GP consortia stand to inherit PCT debts incurred after April, sparking fears that mergers after that date could leave them facing big redundancy payouts.
Jon Restell, chief executive of health managers' union Management in Partnership, estimates just 50 clusters will remain by the end of 2011, based on data from PCTs that have already merged. He believes the rapid contraction will leave too few finance directors by 2012 to help GP consortia manage risk.
He also warned that the NHS Commissioning Board could become 'a sponge' for functions other NHS bodies cannot manage. The Board could become larger than the SHAs it replaces, said Mr Restell.
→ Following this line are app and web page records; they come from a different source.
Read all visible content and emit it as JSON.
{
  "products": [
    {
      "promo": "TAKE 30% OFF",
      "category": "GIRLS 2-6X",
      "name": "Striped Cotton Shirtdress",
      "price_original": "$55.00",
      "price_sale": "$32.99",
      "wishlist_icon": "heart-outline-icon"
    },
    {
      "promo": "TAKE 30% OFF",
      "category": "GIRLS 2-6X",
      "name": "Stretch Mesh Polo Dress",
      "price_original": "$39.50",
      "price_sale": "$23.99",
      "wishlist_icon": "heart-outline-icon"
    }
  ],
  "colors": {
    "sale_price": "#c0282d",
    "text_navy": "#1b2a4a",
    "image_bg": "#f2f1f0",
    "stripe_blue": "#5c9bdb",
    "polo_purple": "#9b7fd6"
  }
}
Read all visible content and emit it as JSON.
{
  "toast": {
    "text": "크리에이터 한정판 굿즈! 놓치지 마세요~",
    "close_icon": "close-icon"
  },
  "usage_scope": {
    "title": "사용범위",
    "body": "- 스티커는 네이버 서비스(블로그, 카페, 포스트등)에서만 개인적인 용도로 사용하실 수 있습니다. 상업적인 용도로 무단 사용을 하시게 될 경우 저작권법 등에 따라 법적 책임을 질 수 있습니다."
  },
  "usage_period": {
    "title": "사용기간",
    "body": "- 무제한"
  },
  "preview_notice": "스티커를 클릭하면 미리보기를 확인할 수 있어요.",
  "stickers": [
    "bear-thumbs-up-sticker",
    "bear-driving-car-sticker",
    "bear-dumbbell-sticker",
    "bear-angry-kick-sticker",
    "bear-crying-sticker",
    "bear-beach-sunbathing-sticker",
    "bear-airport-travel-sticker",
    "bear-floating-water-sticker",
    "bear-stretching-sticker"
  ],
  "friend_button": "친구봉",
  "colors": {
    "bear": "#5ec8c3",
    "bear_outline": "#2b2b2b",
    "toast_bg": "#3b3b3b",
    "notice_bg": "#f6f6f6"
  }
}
GPC chairman Dr Laurence Buckman has also warned that PCTs are 'prematurely collapsing', putting extra pressure on consortia to develop quickly.
The DoH estimates it will cost PCTs £541 million in redundancy pay-outs to cut staff by 30 per cent by 2013.
New consortia could be saddled with debt as PCTs cut staff in a bid to cut management costs by 45 per cent.
If PCTs transfer staff to consortia, which then find they are surplus to requirements, GPs face paying out redundancy settlements built up over up to 20 years, experts warn.
Mr Restell said he and the DoH were looking into whether displaced PCT chief executives were 'suitable' for top consortia posts. A recent GP investigation found the number of consortia that have formed is similar to the original number of PCTs - around 300. Health secretary Andrew Lansley has predicted 220 to 240 consortia by 2013.